Friday 20th February, Front Room, South Bank Centre, Mishka Adams Band. Free
I only caught the second half tonight, so call this a snapshot or an apology rather than a review.
And the sound in the Front Room at the QEH wasn’t great either. Plus it was heaving with people (something called Meetup seems to target this venue!) , and as a result uncomfortably hot.
So to see no fewer than sixteen, seventeen people queuing up for, and walking away with one of her CDs afterwards left optimism : the CD buyers will hear impeccable sounds in their front rooms, as balanced by the safe hands of Candid Records. Chill-out sounds. In comfort. Nice.
Mishka Adams’ voice right now is an appealing light, soft, gentle instrument. She claims both Joni Mitchell and Norma Winstone as influences. She often lets phrases catch the updraft straight into a sweet, sensitive, impeccably in tune head voice. But from where I was standing, that ethereal sound often got unfortunately submerged.
That’s not because her band are rowdies, in fact they seem quite the opposite. These are polite, ex-Guildhall types. Like Andrew Woolf with his luxuriously centred clarinet sound and his lyrically inclined, in-the-chords tenor sax voice. Like Esben Tjalveon on piano. Check out the track “Space”on Adams’ Myspace site. See what I mean: not exactly a Milwall thug. Perhaps Jon Scott on drums does stretch out a bit more than the others as he builds intensity.

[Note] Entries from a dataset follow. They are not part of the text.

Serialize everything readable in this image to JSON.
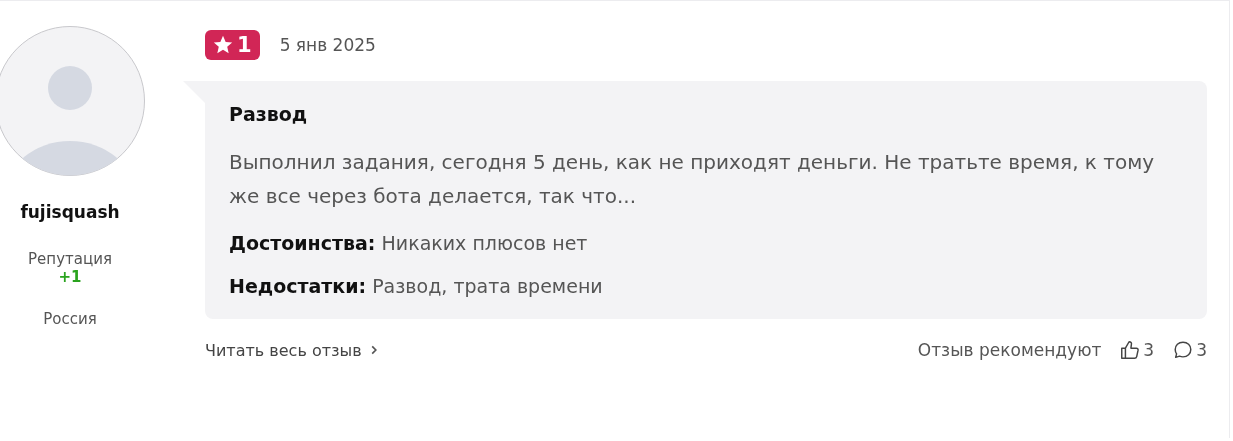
{
  "author": {
    "name": "fujisquash",
    "reputation_label": "Репутация",
    "reputation": "+1",
    "country": "Россия"
  },
  "review": {
    "rating": "1",
    "date": "5 янв 2025",
    "title": "Развод",
    "text": "Выполнил задания, сегодня 5 день, как не приходят деньги. Не тратьте время, к тому же все через бота делается, так что...",
    "sections": [
      {
        "label": "Достоинства:",
        "text": "Никаких плюсов нет"
      },
      {
        "label": "Недостатки:",
        "text": "Развод, трата времени"
      }
    ]
  },
  "footer": {
    "read_more": "Читать весь отзыв",
    "recommend_label": "Отзыв рекомендуют",
    "likes": "3",
    "comments": "3"
  }
}
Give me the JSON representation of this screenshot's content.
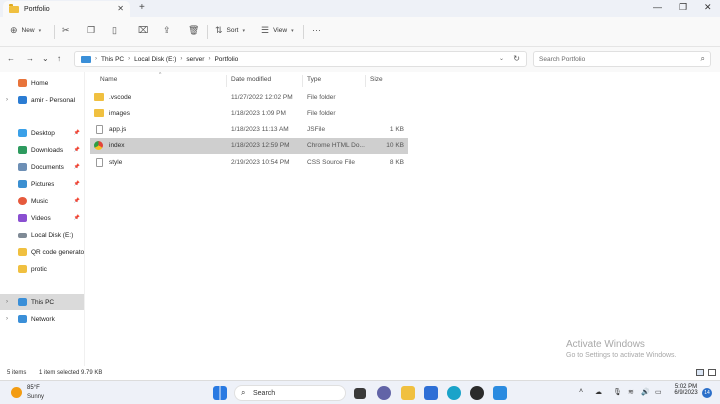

In fact, in the last number I doubt if I was alone in thinking that Scott’s crescendo to fortissimo marked the end of the song and of the set, only to discover that both were yet to end- curiously- on the quietest of fade-outs to nothing.
I’m sure the Mishka Adams Band has many more gears, many more colours and moods than were on show in just one set tonight. And could also be balanced to better advantage.
And what’s more, I’m sure that both Mishka Adams’ songwriting and her voice will have further to travel too. And all of that is a prospect I look forward to hearing.